I am are also working on emerging strategies and evolving science regarding genetic modification have unlocked new approaches for HIV cure research. These approaches include using CRISPR and CAR T-cell technology. CRISPR enables DNA cleavage to occur prior to proviral integration(resulting in proviral destruction) or after proviral integration (resulting in small insertions and deletions in the HIV genome). CAR T-cell technology uses cytotoxic T cells engineered with extracellular components to recognize both HIV epitopes and intracellular components with accompanying signal inductions.

Representative Publications :

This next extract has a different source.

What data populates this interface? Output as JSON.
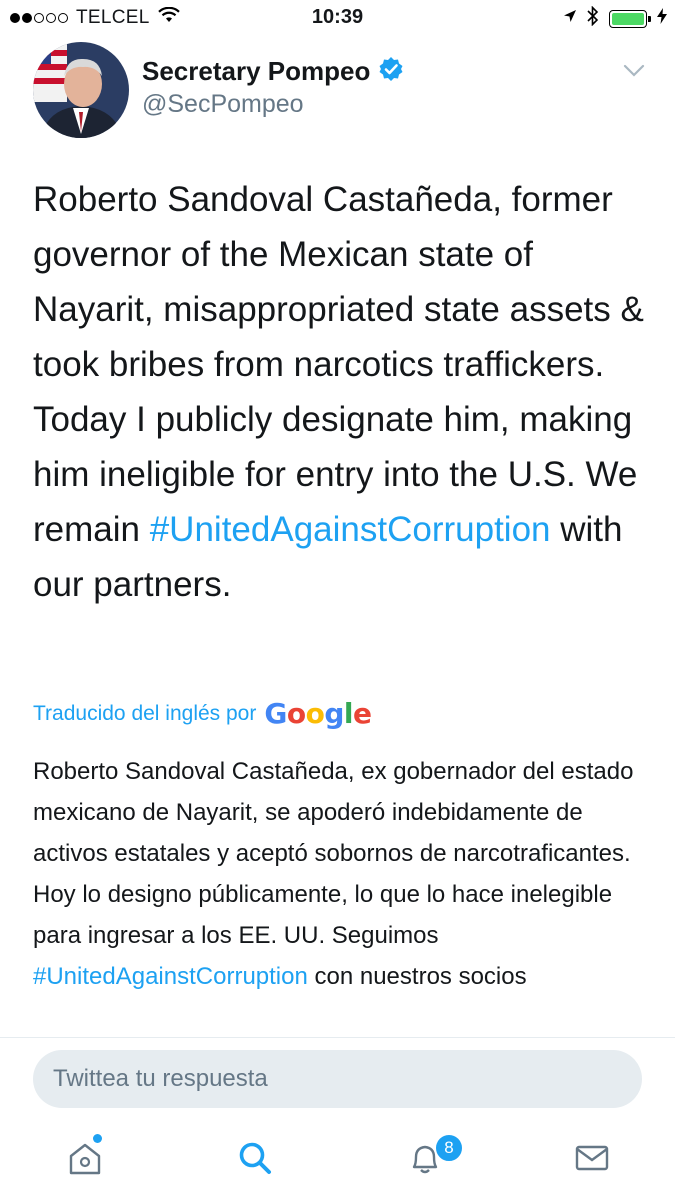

Dixit U, Bhutoria S, Wu X., Spira M, Mathew S, Harris R, Adams L, Cahill S, Pathak R, Prakash R, Acharya S, Brenowitz M, Almo S, Steven A, Cowburn D, Girvin M and Kalpana G* "Structural mimicry of INI1/SMARCB1 Rpt1 domain to HIV-1 TAR RNA mediates its binding to HIV-1 integrase to facilitate viral replication" Nature communication. (Accepted)

1.Dixit U, Pandey AK, Mishra P, Sengupta A, Pandey VN. Staufen1 promotes HCV replication by inhibiting protein kinase R and transporting viral RNA to the site of translation and replication in the cells. Nucleic acids research. 2016;44(11):5271-87. (Impact factor 12)
2. Dixit U, Pandey AK, Liu Z, Kumar S, Neiditch MB, Klein KM, et al. FUSE binding protein 1 facilitates persistent hepatitis C virus replication in hepatoma cells by regulating tumor suppressor p53. Journal of virology. 2015;89(15):7905-21. (Impact factor 5)
3. Dixit U, Liu Z, Pandey AK, Kothari R, Pandey VN. Fuse binding protein antagonizes the transcription activity of tumor suppressor protein p53. BMC cancer.  2014;14(1):925. (Impact factor 4)
4. Dixit U, Pandey A, Mishra P. FUSE Binding Protein1 Facilitates Persistent Hepatitis C Virus Replication in Hepatoma Cells by Regulating Tumor Suppressor p53 and p53-Regulatory Factors. The FASEB Journal. (Impact factor 6)
5. Kumar S, Lu B, Dixit U, Hossain S, Liu Y, Li J, et al. Reciprocal regulation of Abl kinase by Crk Y251 and Abi1 controls invasive phenotypes in glioblastoma. Oncotarget. 2015;6(35):37792. (Impact factor 8)
6. Mishra P, Dixit U, Pandey AK, Upadhyay A, Pandey VN. Modulation of HCV replication and translation by ErbB3 binding protein1 isoforms. Virology. 2017;500:35-49. (Impact factor 4)
7. Pandey AK, Dixit U, Kholodovych V, Comollo TW, Pandey VN. he β1'-β2' Motif of the RNase H Domain of Human  Immunodeficiency Virus Type 1 Reverse Transcriptase Is Responsible for Conferring Open Conformation to the p66 Subunit
by Displacing the Connection Domain from the Polymerase Cleft. Biochemistry. 2017;56(27):3434-42. (Impact factor 4)
8. Upadhyay A, Dixit U, Manvar D, Chaturvedi N, Pandey VN. Affinity capture and identification of host cell factors associated with hepatitis C virus (+) strand subgenomic RNA. Molecular & Cellular Proteomics. 2013;12(6):1539-52. (Impact factor 8)
9. Mishra P, Dixit U, Pandey A, Pandey V. HCV-Host Cell Interactions: Role of Ebp-1 in Hepatitis C virus Replication. The FASEB Journal. 2015;29. (Impact factor 6)